With these concepts in mind, we can make a list that avoids the merely lovey-dovey, the simply sweet, the oversimplified, and any and all make-out songs.
And the list is short. It has only one song. I believe this ardently, passionately and fervently. There can be, in truth, "no debate." The title of Most Romantic Song goes unequivocally to THERE IS A LIGHT THAT NEVER GOES OUT, by the Smiths.
Head and shoulders above anything else that could be mentioned. From the opening line, the idea of just wanting to go out with someone and not caring where crystallizes the aforementioned necessary sense of abandon. This is seasoned by the sense of longing and sadness (also requisite to romance) in the lines about not having a home anymore.
Notice the exquisite sense of non-fulfillment in the verse that recalls "the darkened underpass" under which we thought "oh God, my chance has come at last." But then a strange fear gripped us and we just couldn't ask.
Then comes the legendary chorus, which I only write it here for the privilege of repeating it:
"And if a double decker bus crashes into us: To die by your side is such a heavenly way to die.
And if a ten ton truck kills the both of us: To die by your side, well the pleasure and the privilege is mine . . ."
If anyone can beat that, I haven't heard it. And all of it is punctuated by one of the most haunting string arrangements of all time, fading out to the titular line, full of that mix of longing, loss, eternal devotion and unnameable bittersweetness that is quintessentially romantic.
And with that, I honestly believe the debate to be over. Because everyone else is just blowing hot air about how much they love somebody. Which is sweet, but not romantic.
"Just Like Heaven"--the cure,
"Do What You Have To Do"--sarah mcglaughlin
"Canon" by Johan Pachabel. (The "Grand Finale" from Edward Scissorhands should also receive consideration.)
Candidates for very distant third:
"You Are My Radio"--squirrel nut zippers
"The Sensual World"--kate bush (just for the sex of it)
"Driving Your Girlfriend Home" --morrissey
"To Me You Are a Work of Art"--morrissey
"Nothing Matters When We're Dancing"--magnetic fields
"Love Song"--the cure
"Always On My Mind"--willy nelson
"Dreaming My Dreams"--the cranberries
"Can't Help Falling in Love With You"--Elvis presley
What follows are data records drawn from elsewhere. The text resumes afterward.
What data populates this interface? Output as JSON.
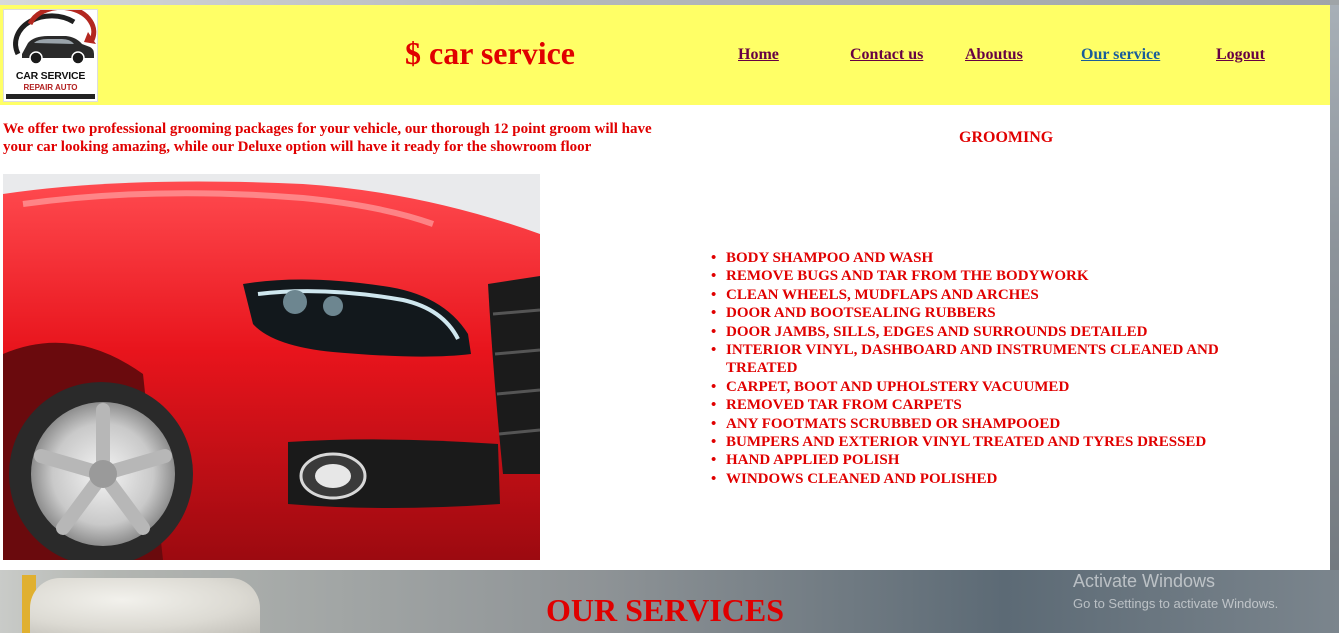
{
  "brand": {
    "logo_line1": "CAR SERVICE",
    "logo_line2": "REPAIR AUTO",
    "site_title": "$ car service"
  },
  "nav": {
    "items": [
      {
        "label": "Home"
      },
      {
        "label": "Contact us"
      },
      {
        "label": "Aboutus"
      },
      {
        "label": "Our service",
        "active": true
      },
      {
        "label": "Logout"
      }
    ]
  },
  "grooming": {
    "intro": "We offer two professional grooming packages for your vehicle, our thorough 12 point groom will have your car looking amazing, while our Deluxe option will have it ready for the showroom floor",
    "heading": "GROOMING",
    "items": [
      "BODY SHAMPOO AND WASH",
      "REMOVE BUGS AND TAR FROM THE BODYWORK",
      "CLEAN WHEELS, MUDFLAPS AND ARCHES",
      "DOOR AND BOOTSEALING RUBBERS",
      "DOOR JAMBS, SILLS, EDGES AND SURROUNDS DETAILED",
      "INTERIOR VINYL, DASHBOARD AND INSTRUMENTS CLEANED AND TREATED",
      "CARPET, BOOT AND UPHOLSTERY VACUUMED",
      "REMOVED TAR FROM CARPETS",
      "ANY FOOTMATS SCRUBBED OR SHAMPOOED",
      "BUMPERS AND EXTERIOR VINYL TREATED AND TYRES DRESSED",
      "HAND APPLIED POLISH",
      "WINDOWS CLEANED AND POLISHED"
    ]
  },
  "services_section": {
    "heading": "OUR SERVICES"
  },
  "os_watermark": {
    "title": "Activate Windows",
    "subtitle": "Go to Settings to activate Windows."
  },
  "colors": {
    "header_bg": "#ffff66",
    "accent_red": "#e00000",
    "nav_link": "#660044",
    "nav_link_active": "#1a5d9a",
    "car_red": "#e8141c"
  }
}
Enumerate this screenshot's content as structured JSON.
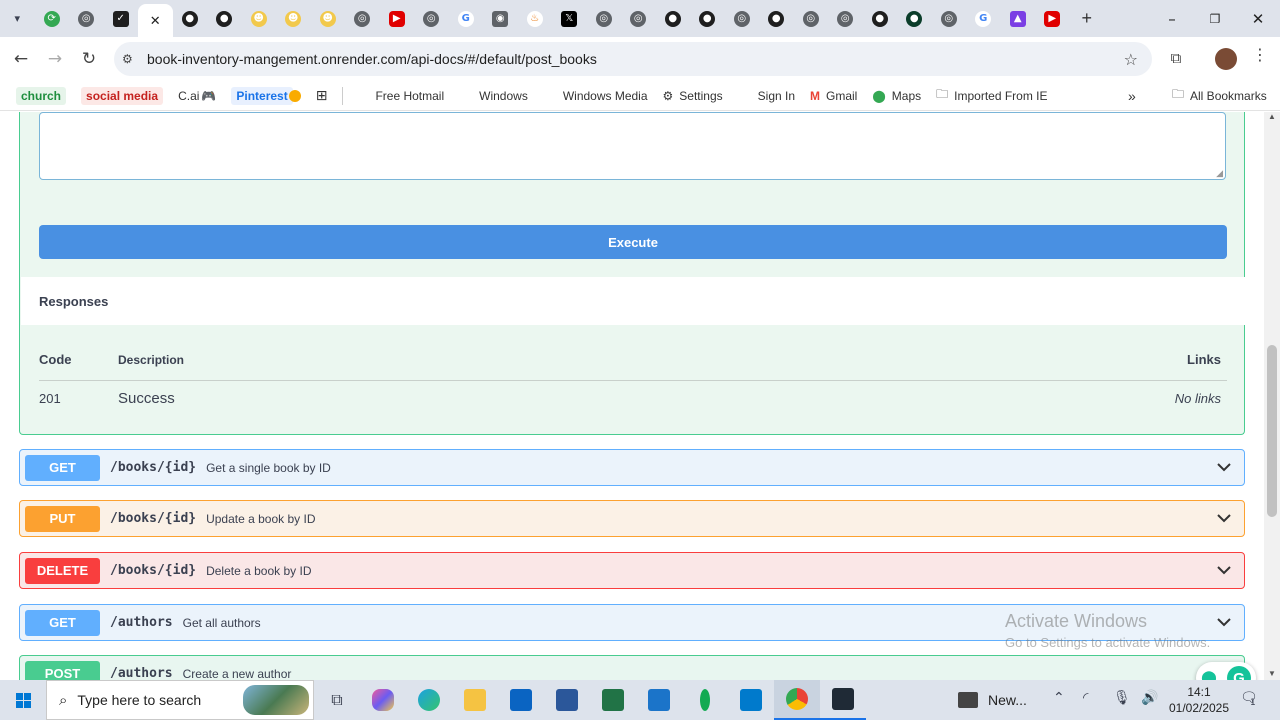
{
  "browser": {
    "tabs": [
      {
        "icon": "tab-list-icon"
      },
      {
        "icon": "green-circle-icon"
      },
      {
        "icon": "globe-icon"
      },
      {
        "icon": "render-icon"
      },
      {
        "icon": "active-tab-close-icon",
        "close": "✕"
      },
      {
        "icon": "github-icon"
      },
      {
        "icon": "github-icon"
      },
      {
        "icon": "yellow-icon"
      },
      {
        "icon": "yellow-icon"
      },
      {
        "icon": "yellow-icon"
      },
      {
        "icon": "globe-icon"
      },
      {
        "icon": "youtube-icon"
      },
      {
        "icon": "globe-icon"
      },
      {
        "icon": "google-icon"
      },
      {
        "icon": "camera-icon"
      },
      {
        "icon": "java-icon"
      },
      {
        "icon": "x-icon"
      },
      {
        "icon": "globe-icon"
      },
      {
        "icon": "globe-icon"
      },
      {
        "icon": "github-icon"
      },
      {
        "icon": "github-icon"
      },
      {
        "icon": "globe-icon"
      },
      {
        "icon": "github-icon"
      },
      {
        "icon": "globe-icon"
      },
      {
        "icon": "globe-icon"
      },
      {
        "icon": "github-icon"
      },
      {
        "icon": "green-dot-icon"
      },
      {
        "icon": "globe-icon"
      },
      {
        "icon": "google-icon"
      },
      {
        "icon": "purple-icon"
      },
      {
        "icon": "youtube-icon"
      }
    ],
    "new_tab": "+",
    "url": "book-inventory-mangement.onrender.com/api-docs/#/default/post_books",
    "bookmarks": [
      {
        "label": "church",
        "type": "chip",
        "color": "#1e8e3e",
        "bg": "#e6f4ea"
      },
      {
        "label": "social media",
        "type": "chip",
        "color": "#c5221f",
        "bg": "#fce8e6"
      },
      {
        "label": "C.ai",
        "type": "text"
      },
      {
        "label": "Pinterest",
        "type": "chip",
        "color": "#1a73e8",
        "bg": "#e8f0fe"
      },
      {
        "label": "",
        "type": "apps"
      },
      {
        "label": "Free Hotmail",
        "type": "ms"
      },
      {
        "label": "Windows",
        "type": "ms"
      },
      {
        "label": "Windows Media",
        "type": "ms"
      },
      {
        "label": "Settings",
        "type": "gear"
      },
      {
        "label": "Sign In",
        "type": "ms"
      },
      {
        "label": "Gmail",
        "type": "gmail"
      },
      {
        "label": "Maps",
        "type": "maps"
      },
      {
        "label": "Imported From IE",
        "type": "folder"
      }
    ],
    "all_bookmarks": "All Bookmarks"
  },
  "post_section": {
    "execute_label": "Execute",
    "responses_title": "Responses",
    "table": {
      "headers": {
        "code": "Code",
        "description": "Description",
        "links": "Links"
      },
      "rows": [
        {
          "code": "201",
          "description": "Success",
          "links": "No links"
        }
      ]
    }
  },
  "operations": [
    {
      "method": "GET",
      "path": "/books/{id}",
      "summary": "Get a single book by ID",
      "color": "#61affe",
      "bg": "#ebf3fb"
    },
    {
      "method": "PUT",
      "path": "/books/{id}",
      "summary": "Update a book by ID",
      "color": "#fca130",
      "bg": "#fbf1e6"
    },
    {
      "method": "DELETE",
      "path": "/books/{id}",
      "summary": "Delete a book by ID",
      "color": "#f93e3e",
      "bg": "#fae7e7"
    },
    {
      "method": "GET",
      "path": "/authors",
      "summary": "Get all authors",
      "color": "#61affe",
      "bg": "#ebf3fb"
    },
    {
      "method": "POST",
      "path": "/authors",
      "summary": "Create a new author",
      "color": "#49cc90",
      "bg": "#e8f6f0"
    }
  ],
  "watermark": {
    "line1": "Activate Windows",
    "line2": "Go to Settings to activate Windows."
  },
  "taskbar": {
    "search_placeholder": "Type here to search",
    "news_label": "New...",
    "time": "14:1",
    "date": "01/02/2025",
    "notification_count": "1"
  }
}
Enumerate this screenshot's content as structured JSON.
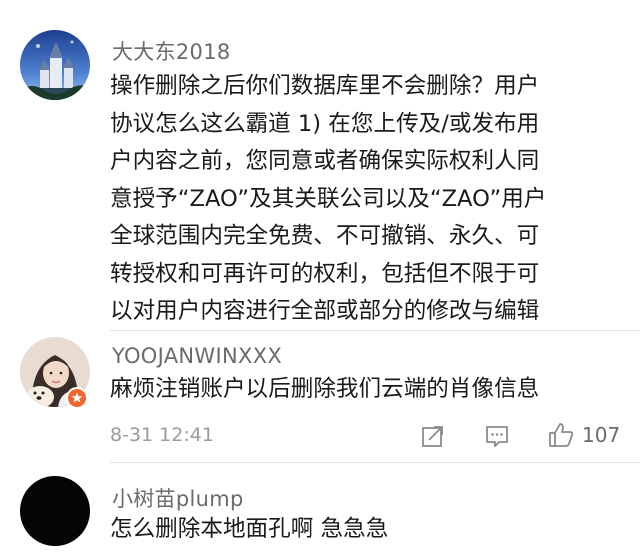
{
  "comments": [
    {
      "username": "大大东2018",
      "lines": [
        "操作删除之后你们数据库里不会删除？用户",
        "协议怎么这么霸道  1) 在您上传及/或发布用",
        "户内容之前，您同意或者确保实际权利人同",
        "意授予“ZAO”及其关联公司以及“ZAO”用户",
        "全球范围内完全免费、不可撤销、永久、可",
        "转授权和可再许可的权利，包括但不限于可",
        "以对用户内容进行全部或部分的修改与编辑"
      ]
    },
    {
      "username": "YOOJANWINXXX",
      "lines": [
        "麻烦注销账户以后删除我们云端的肖像信息"
      ],
      "timestamp": "8-31 12:41",
      "likes": "107"
    },
    {
      "username": "小树苗plump",
      "lines": [
        "怎么删除本地面孔啊 急急急"
      ]
    }
  ],
  "icons": {
    "share": "share-icon",
    "comment": "comment-icon",
    "like": "thumbs-up-icon"
  },
  "colors": {
    "username": "#6b6b6b",
    "text": "#1a1a1a",
    "meta": "#9a9a9a",
    "badge": "#f2662b"
  }
}
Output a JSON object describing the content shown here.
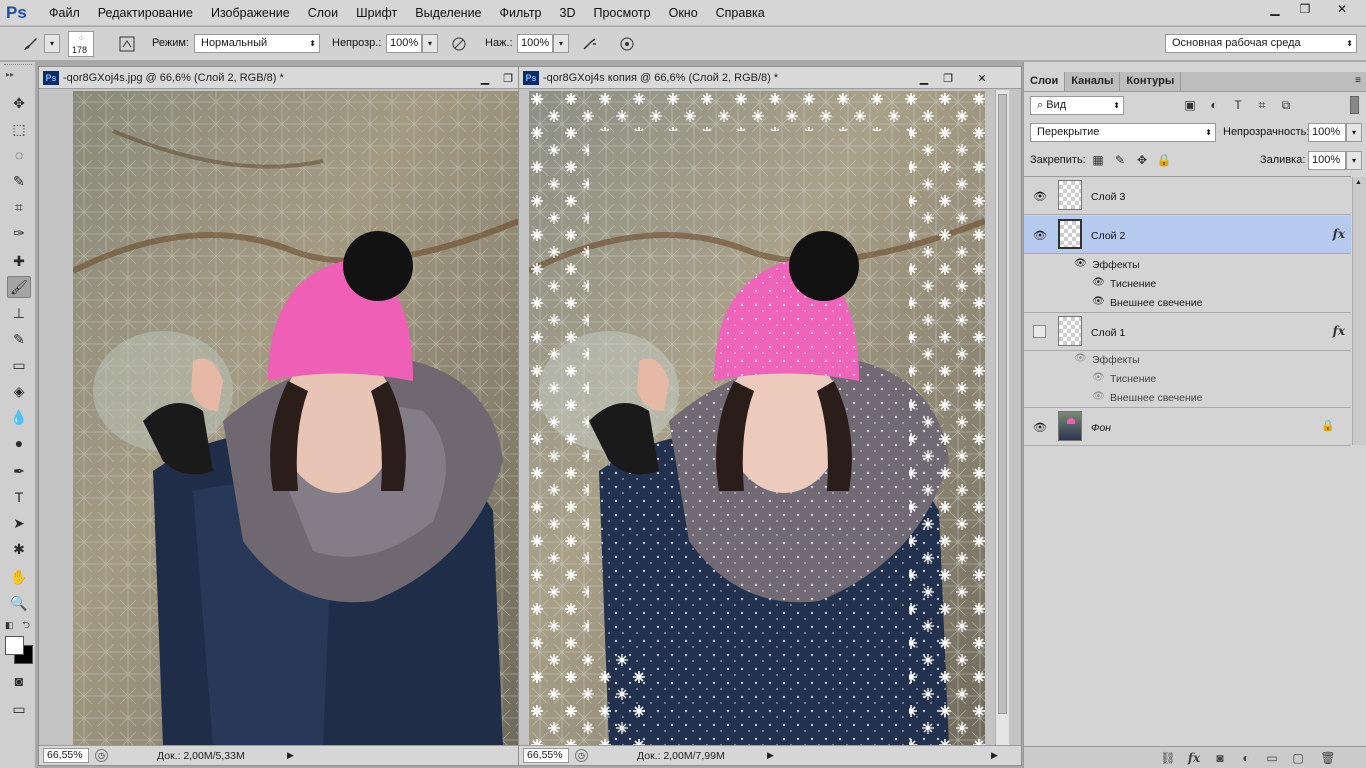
{
  "app": {
    "logo": "Ps"
  },
  "menu": [
    "Файл",
    "Редактирование",
    "Изображение",
    "Слои",
    "Шрифт",
    "Выделение",
    "Фильтр",
    "3D",
    "Просмотр",
    "Окно",
    "Справка"
  ],
  "window_controls": {
    "minimize": "▁",
    "restore": "❐",
    "close": "✕"
  },
  "options": {
    "brush_size": "178",
    "mode_label": "Режим:",
    "mode_value": "Нормальный",
    "opacity_label": "Непрозр.:",
    "opacity_value": "100%",
    "pressure_label": "Наж.:",
    "pressure_value": "100%",
    "workspace": "Основная рабочая среда"
  },
  "tools": [
    "move-icon",
    "marquee-icon",
    "lasso-icon",
    "quick-select-icon",
    "crop-icon",
    "eyedropper-icon",
    "healing-icon",
    "brush-icon",
    "stamp-icon",
    "history-brush-icon",
    "eraser-icon",
    "paint-bucket-icon",
    "blur-icon",
    "dodge-icon",
    "pen-icon",
    "type-icon",
    "path-select-icon",
    "shape-icon",
    "hand-icon",
    "zoom-icon"
  ],
  "tool_glyphs": [
    "✥",
    "⬚",
    "◌",
    "✎",
    "⌗",
    "✑",
    "✚",
    "🖌",
    "⊥",
    "✎",
    "▭",
    "◈",
    "💧",
    "●",
    "✒",
    "T",
    "➤",
    "✱",
    "✋",
    "🔍"
  ],
  "doc1": {
    "title": "-qor8GXoj4s.jpg @ 66,6% (Слой 2, RGB/8) *",
    "zoom": "66,55%",
    "doc_size": "Док.: 2,00M/5,33M"
  },
  "doc2": {
    "title": "-qor8GXoj4s копия @ 66,6% (Слой 2, RGB/8) *",
    "zoom": "66,55%",
    "doc_size": "Док.: 2,00M/7,99M"
  },
  "layers_panel": {
    "tabs": [
      "Слои",
      "Каналы",
      "Контуры"
    ],
    "filter_value": "Вид",
    "blend_mode": "Перекрытие",
    "opacity_label": "Непрозрачность:",
    "opacity_value": "100%",
    "lock_label": "Закрепить:",
    "fill_label": "Заливка:",
    "fill_value": "100%",
    "layers": [
      {
        "name": "Слой 3"
      },
      {
        "name": "Слой 2",
        "fx": "fx",
        "effects_label": "Эффекты",
        "effects": [
          "Тиснение",
          "Внешнее свечение"
        ]
      },
      {
        "name": "Слой 1",
        "fx": "fx",
        "effects_label": "Эффекты",
        "effects": [
          "Тиснение",
          "Внешнее свечение"
        ]
      },
      {
        "name": "Фон"
      }
    ]
  }
}
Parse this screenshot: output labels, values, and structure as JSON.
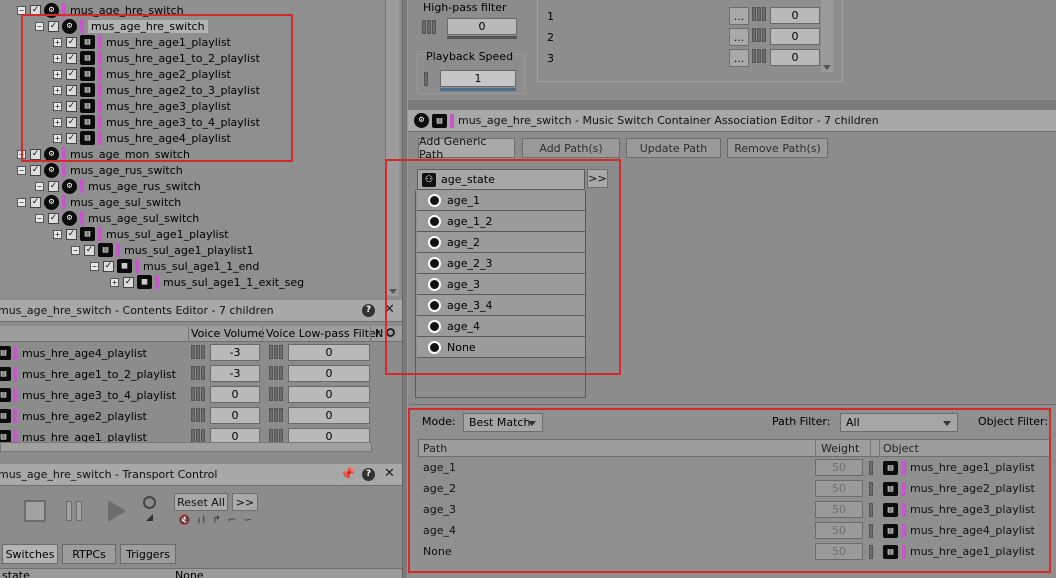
{
  "tree": {
    "items": [
      {
        "label": "mus_age_hre_switch",
        "depth": 0,
        "icon": "switch-container-icon"
      },
      {
        "label": "mus_age_hre_switch",
        "depth": 1,
        "icon": "switch-container-icon",
        "selected": true
      },
      {
        "label": "mus_hre_age1_playlist",
        "depth": 2,
        "icon": "playlist-icon"
      },
      {
        "label": "mus_hre_age1_to_2_playlist",
        "depth": 2,
        "icon": "playlist-icon"
      },
      {
        "label": "mus_hre_age2_playlist",
        "depth": 2,
        "icon": "playlist-icon"
      },
      {
        "label": "mus_hre_age2_to_3_playlist",
        "depth": 2,
        "icon": "playlist-icon"
      },
      {
        "label": "mus_hre_age3_playlist",
        "depth": 2,
        "icon": "playlist-icon"
      },
      {
        "label": "mus_hre_age3_to_4_playlist",
        "depth": 2,
        "icon": "playlist-icon"
      },
      {
        "label": "mus_hre_age4_playlist",
        "depth": 2,
        "icon": "playlist-icon"
      },
      {
        "label": "mus_age_mon_switch",
        "depth": 0,
        "icon": "switch-container-icon"
      },
      {
        "label": "mus_age_rus_switch",
        "depth": 0,
        "icon": "switch-container-icon"
      },
      {
        "label": "mus_age_rus_switch",
        "depth": 1,
        "icon": "switch-container-icon"
      },
      {
        "label": "mus_age_sul_switch",
        "depth": 0,
        "icon": "switch-container-icon"
      },
      {
        "label": "mus_age_sul_switch",
        "depth": 1,
        "icon": "switch-container-icon"
      },
      {
        "label": "mus_sul_age1_playlist",
        "depth": 2,
        "icon": "playlist-icon"
      },
      {
        "label": "mus_sul_age1_playlist1",
        "depth": 3,
        "icon": "playlist-icon"
      },
      {
        "label": "mus_sul_age1_1_end",
        "depth": 4,
        "icon": "segment-icon"
      },
      {
        "label": "mus_sul_age1_1_exit_seg",
        "depth": 5,
        "icon": "segment-icon"
      }
    ]
  },
  "property": {
    "highpass_label": "High-pass filter",
    "highpass_value": "0",
    "playback_label": "Playback Speed",
    "playback_value": "1",
    "numbers": [
      "1",
      "2",
      "3"
    ],
    "dots": "...",
    "values": [
      "0",
      "0",
      "0"
    ]
  },
  "contents_editor": {
    "title": "mus_age_hre_switch - Contents Editor - 7 children",
    "help": "?",
    "close": "✕",
    "col_volume": "Voice Volume",
    "col_lowpass": "Voice Low-pass Filter",
    "col_n": "N",
    "rows": [
      {
        "name": "mus_hre_age4_playlist",
        "volume": "-3",
        "lowpass": "0"
      },
      {
        "name": "mus_hre_age1_to_2_playlist",
        "volume": "-3",
        "lowpass": "0"
      },
      {
        "name": "mus_hre_age3_to_4_playlist",
        "volume": "0",
        "lowpass": "0"
      },
      {
        "name": "mus_hre_age2_playlist",
        "volume": "0",
        "lowpass": "0"
      },
      {
        "name": "mus_hre_age1_playlist",
        "volume": "0",
        "lowpass": "0"
      }
    ]
  },
  "transport": {
    "title": "mus_age_hre_switch - Transport Control",
    "reset_all": "Reset All",
    "more": ">>",
    "tabs": [
      "Switches",
      "RTPCs",
      "Triggers"
    ],
    "state_label": "state",
    "state_value": "None"
  },
  "assoc_editor": {
    "title": "mus_age_hre_switch - Music Switch Container Association Editor - 7 children",
    "buttons": {
      "add_generic": "Add Generic Path",
      "add_paths": "Add Path(s)",
      "update_path": "Update Path",
      "remove_paths": "Remove Path(s)"
    },
    "state_group": "age_state",
    "expand": ">>",
    "states": [
      "age_1",
      "age_1_2",
      "age_2",
      "age_2_3",
      "age_3",
      "age_3_4",
      "age_4",
      "None"
    ],
    "mode_label": "Mode:",
    "mode_value": "Best Match",
    "path_filter_label": "Path Filter:",
    "path_filter_value": "All",
    "object_filter_label": "Object Filter:",
    "col_path": "Path",
    "col_weight": "Weight",
    "col_object": "Object",
    "rows": [
      {
        "path": "age_1",
        "weight": "50",
        "object": "mus_hre_age1_playlist"
      },
      {
        "path": "age_2",
        "weight": "50",
        "object": "mus_hre_age2_playlist"
      },
      {
        "path": "age_3",
        "weight": "50",
        "object": "mus_hre_age3_playlist"
      },
      {
        "path": "age_4",
        "weight": "50",
        "object": "mus_hre_age4_playlist"
      },
      {
        "path": "None",
        "weight": "50",
        "object": "mus_hre_age1_playlist"
      }
    ]
  },
  "colors": {
    "highlight": "#d42a2a",
    "playlist_marker": "#c45ac9"
  }
}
"If You Leave Me" --ray charles (which might actually be called "What Would I do?"--I can't remember)
Go ahead and add to the list of seconds and thirds. But you will NOT persuade me that There Is a Light That Never Goes Out doesn't stand alone.